Supplied information:
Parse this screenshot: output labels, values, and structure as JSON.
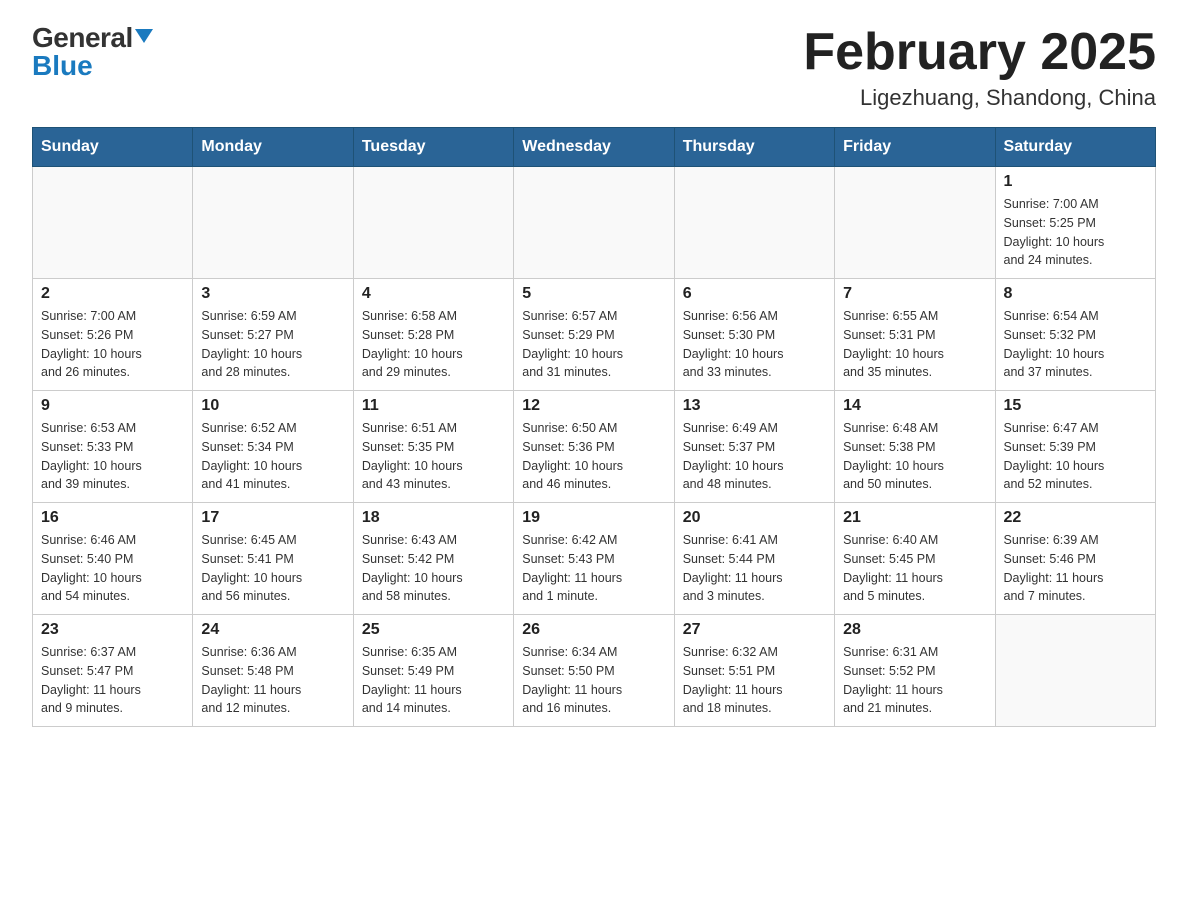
{
  "logo": {
    "general": "General",
    "blue": "Blue",
    "triangle": "▲"
  },
  "title": "February 2025",
  "subtitle": "Ligezhuang, Shandong, China",
  "days_of_week": [
    "Sunday",
    "Monday",
    "Tuesday",
    "Wednesday",
    "Thursday",
    "Friday",
    "Saturday"
  ],
  "weeks": [
    [
      {
        "day": "",
        "info": ""
      },
      {
        "day": "",
        "info": ""
      },
      {
        "day": "",
        "info": ""
      },
      {
        "day": "",
        "info": ""
      },
      {
        "day": "",
        "info": ""
      },
      {
        "day": "",
        "info": ""
      },
      {
        "day": "1",
        "info": "Sunrise: 7:00 AM\nSunset: 5:25 PM\nDaylight: 10 hours\nand 24 minutes."
      }
    ],
    [
      {
        "day": "2",
        "info": "Sunrise: 7:00 AM\nSunset: 5:26 PM\nDaylight: 10 hours\nand 26 minutes."
      },
      {
        "day": "3",
        "info": "Sunrise: 6:59 AM\nSunset: 5:27 PM\nDaylight: 10 hours\nand 28 minutes."
      },
      {
        "day": "4",
        "info": "Sunrise: 6:58 AM\nSunset: 5:28 PM\nDaylight: 10 hours\nand 29 minutes."
      },
      {
        "day": "5",
        "info": "Sunrise: 6:57 AM\nSunset: 5:29 PM\nDaylight: 10 hours\nand 31 minutes."
      },
      {
        "day": "6",
        "info": "Sunrise: 6:56 AM\nSunset: 5:30 PM\nDaylight: 10 hours\nand 33 minutes."
      },
      {
        "day": "7",
        "info": "Sunrise: 6:55 AM\nSunset: 5:31 PM\nDaylight: 10 hours\nand 35 minutes."
      },
      {
        "day": "8",
        "info": "Sunrise: 6:54 AM\nSunset: 5:32 PM\nDaylight: 10 hours\nand 37 minutes."
      }
    ],
    [
      {
        "day": "9",
        "info": "Sunrise: 6:53 AM\nSunset: 5:33 PM\nDaylight: 10 hours\nand 39 minutes."
      },
      {
        "day": "10",
        "info": "Sunrise: 6:52 AM\nSunset: 5:34 PM\nDaylight: 10 hours\nand 41 minutes."
      },
      {
        "day": "11",
        "info": "Sunrise: 6:51 AM\nSunset: 5:35 PM\nDaylight: 10 hours\nand 43 minutes."
      },
      {
        "day": "12",
        "info": "Sunrise: 6:50 AM\nSunset: 5:36 PM\nDaylight: 10 hours\nand 46 minutes."
      },
      {
        "day": "13",
        "info": "Sunrise: 6:49 AM\nSunset: 5:37 PM\nDaylight: 10 hours\nand 48 minutes."
      },
      {
        "day": "14",
        "info": "Sunrise: 6:48 AM\nSunset: 5:38 PM\nDaylight: 10 hours\nand 50 minutes."
      },
      {
        "day": "15",
        "info": "Sunrise: 6:47 AM\nSunset: 5:39 PM\nDaylight: 10 hours\nand 52 minutes."
      }
    ],
    [
      {
        "day": "16",
        "info": "Sunrise: 6:46 AM\nSunset: 5:40 PM\nDaylight: 10 hours\nand 54 minutes."
      },
      {
        "day": "17",
        "info": "Sunrise: 6:45 AM\nSunset: 5:41 PM\nDaylight: 10 hours\nand 56 minutes."
      },
      {
        "day": "18",
        "info": "Sunrise: 6:43 AM\nSunset: 5:42 PM\nDaylight: 10 hours\nand 58 minutes."
      },
      {
        "day": "19",
        "info": "Sunrise: 6:42 AM\nSunset: 5:43 PM\nDaylight: 11 hours\nand 1 minute."
      },
      {
        "day": "20",
        "info": "Sunrise: 6:41 AM\nSunset: 5:44 PM\nDaylight: 11 hours\nand 3 minutes."
      },
      {
        "day": "21",
        "info": "Sunrise: 6:40 AM\nSunset: 5:45 PM\nDaylight: 11 hours\nand 5 minutes."
      },
      {
        "day": "22",
        "info": "Sunrise: 6:39 AM\nSunset: 5:46 PM\nDaylight: 11 hours\nand 7 minutes."
      }
    ],
    [
      {
        "day": "23",
        "info": "Sunrise: 6:37 AM\nSunset: 5:47 PM\nDaylight: 11 hours\nand 9 minutes."
      },
      {
        "day": "24",
        "info": "Sunrise: 6:36 AM\nSunset: 5:48 PM\nDaylight: 11 hours\nand 12 minutes."
      },
      {
        "day": "25",
        "info": "Sunrise: 6:35 AM\nSunset: 5:49 PM\nDaylight: 11 hours\nand 14 minutes."
      },
      {
        "day": "26",
        "info": "Sunrise: 6:34 AM\nSunset: 5:50 PM\nDaylight: 11 hours\nand 16 minutes."
      },
      {
        "day": "27",
        "info": "Sunrise: 6:32 AM\nSunset: 5:51 PM\nDaylight: 11 hours\nand 18 minutes."
      },
      {
        "day": "28",
        "info": "Sunrise: 6:31 AM\nSunset: 5:52 PM\nDaylight: 11 hours\nand 21 minutes."
      },
      {
        "day": "",
        "info": ""
      }
    ]
  ]
}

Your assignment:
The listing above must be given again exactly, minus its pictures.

Written response:
Parse this screenshot: output labels, values, and structure as JSON.
{
  "logo": {
    "general": "General",
    "blue": "Blue",
    "triangle": "▲"
  },
  "title": "February 2025",
  "subtitle": "Ligezhuang, Shandong, China",
  "days_of_week": [
    "Sunday",
    "Monday",
    "Tuesday",
    "Wednesday",
    "Thursday",
    "Friday",
    "Saturday"
  ],
  "weeks": [
    [
      {
        "day": "",
        "info": ""
      },
      {
        "day": "",
        "info": ""
      },
      {
        "day": "",
        "info": ""
      },
      {
        "day": "",
        "info": ""
      },
      {
        "day": "",
        "info": ""
      },
      {
        "day": "",
        "info": ""
      },
      {
        "day": "1",
        "info": "Sunrise: 7:00 AM\nSunset: 5:25 PM\nDaylight: 10 hours\nand 24 minutes."
      }
    ],
    [
      {
        "day": "2",
        "info": "Sunrise: 7:00 AM\nSunset: 5:26 PM\nDaylight: 10 hours\nand 26 minutes."
      },
      {
        "day": "3",
        "info": "Sunrise: 6:59 AM\nSunset: 5:27 PM\nDaylight: 10 hours\nand 28 minutes."
      },
      {
        "day": "4",
        "info": "Sunrise: 6:58 AM\nSunset: 5:28 PM\nDaylight: 10 hours\nand 29 minutes."
      },
      {
        "day": "5",
        "info": "Sunrise: 6:57 AM\nSunset: 5:29 PM\nDaylight: 10 hours\nand 31 minutes."
      },
      {
        "day": "6",
        "info": "Sunrise: 6:56 AM\nSunset: 5:30 PM\nDaylight: 10 hours\nand 33 minutes."
      },
      {
        "day": "7",
        "info": "Sunrise: 6:55 AM\nSunset: 5:31 PM\nDaylight: 10 hours\nand 35 minutes."
      },
      {
        "day": "8",
        "info": "Sunrise: 6:54 AM\nSunset: 5:32 PM\nDaylight: 10 hours\nand 37 minutes."
      }
    ],
    [
      {
        "day": "9",
        "info": "Sunrise: 6:53 AM\nSunset: 5:33 PM\nDaylight: 10 hours\nand 39 minutes."
      },
      {
        "day": "10",
        "info": "Sunrise: 6:52 AM\nSunset: 5:34 PM\nDaylight: 10 hours\nand 41 minutes."
      },
      {
        "day": "11",
        "info": "Sunrise: 6:51 AM\nSunset: 5:35 PM\nDaylight: 10 hours\nand 43 minutes."
      },
      {
        "day": "12",
        "info": "Sunrise: 6:50 AM\nSunset: 5:36 PM\nDaylight: 10 hours\nand 46 minutes."
      },
      {
        "day": "13",
        "info": "Sunrise: 6:49 AM\nSunset: 5:37 PM\nDaylight: 10 hours\nand 48 minutes."
      },
      {
        "day": "14",
        "info": "Sunrise: 6:48 AM\nSunset: 5:38 PM\nDaylight: 10 hours\nand 50 minutes."
      },
      {
        "day": "15",
        "info": "Sunrise: 6:47 AM\nSunset: 5:39 PM\nDaylight: 10 hours\nand 52 minutes."
      }
    ],
    [
      {
        "day": "16",
        "info": "Sunrise: 6:46 AM\nSunset: 5:40 PM\nDaylight: 10 hours\nand 54 minutes."
      },
      {
        "day": "17",
        "info": "Sunrise: 6:45 AM\nSunset: 5:41 PM\nDaylight: 10 hours\nand 56 minutes."
      },
      {
        "day": "18",
        "info": "Sunrise: 6:43 AM\nSunset: 5:42 PM\nDaylight: 10 hours\nand 58 minutes."
      },
      {
        "day": "19",
        "info": "Sunrise: 6:42 AM\nSunset: 5:43 PM\nDaylight: 11 hours\nand 1 minute."
      },
      {
        "day": "20",
        "info": "Sunrise: 6:41 AM\nSunset: 5:44 PM\nDaylight: 11 hours\nand 3 minutes."
      },
      {
        "day": "21",
        "info": "Sunrise: 6:40 AM\nSunset: 5:45 PM\nDaylight: 11 hours\nand 5 minutes."
      },
      {
        "day": "22",
        "info": "Sunrise: 6:39 AM\nSunset: 5:46 PM\nDaylight: 11 hours\nand 7 minutes."
      }
    ],
    [
      {
        "day": "23",
        "info": "Sunrise: 6:37 AM\nSunset: 5:47 PM\nDaylight: 11 hours\nand 9 minutes."
      },
      {
        "day": "24",
        "info": "Sunrise: 6:36 AM\nSunset: 5:48 PM\nDaylight: 11 hours\nand 12 minutes."
      },
      {
        "day": "25",
        "info": "Sunrise: 6:35 AM\nSunset: 5:49 PM\nDaylight: 11 hours\nand 14 minutes."
      },
      {
        "day": "26",
        "info": "Sunrise: 6:34 AM\nSunset: 5:50 PM\nDaylight: 11 hours\nand 16 minutes."
      },
      {
        "day": "27",
        "info": "Sunrise: 6:32 AM\nSunset: 5:51 PM\nDaylight: 11 hours\nand 18 minutes."
      },
      {
        "day": "28",
        "info": "Sunrise: 6:31 AM\nSunset: 5:52 PM\nDaylight: 11 hours\nand 21 minutes."
      },
      {
        "day": "",
        "info": ""
      }
    ]
  ]
}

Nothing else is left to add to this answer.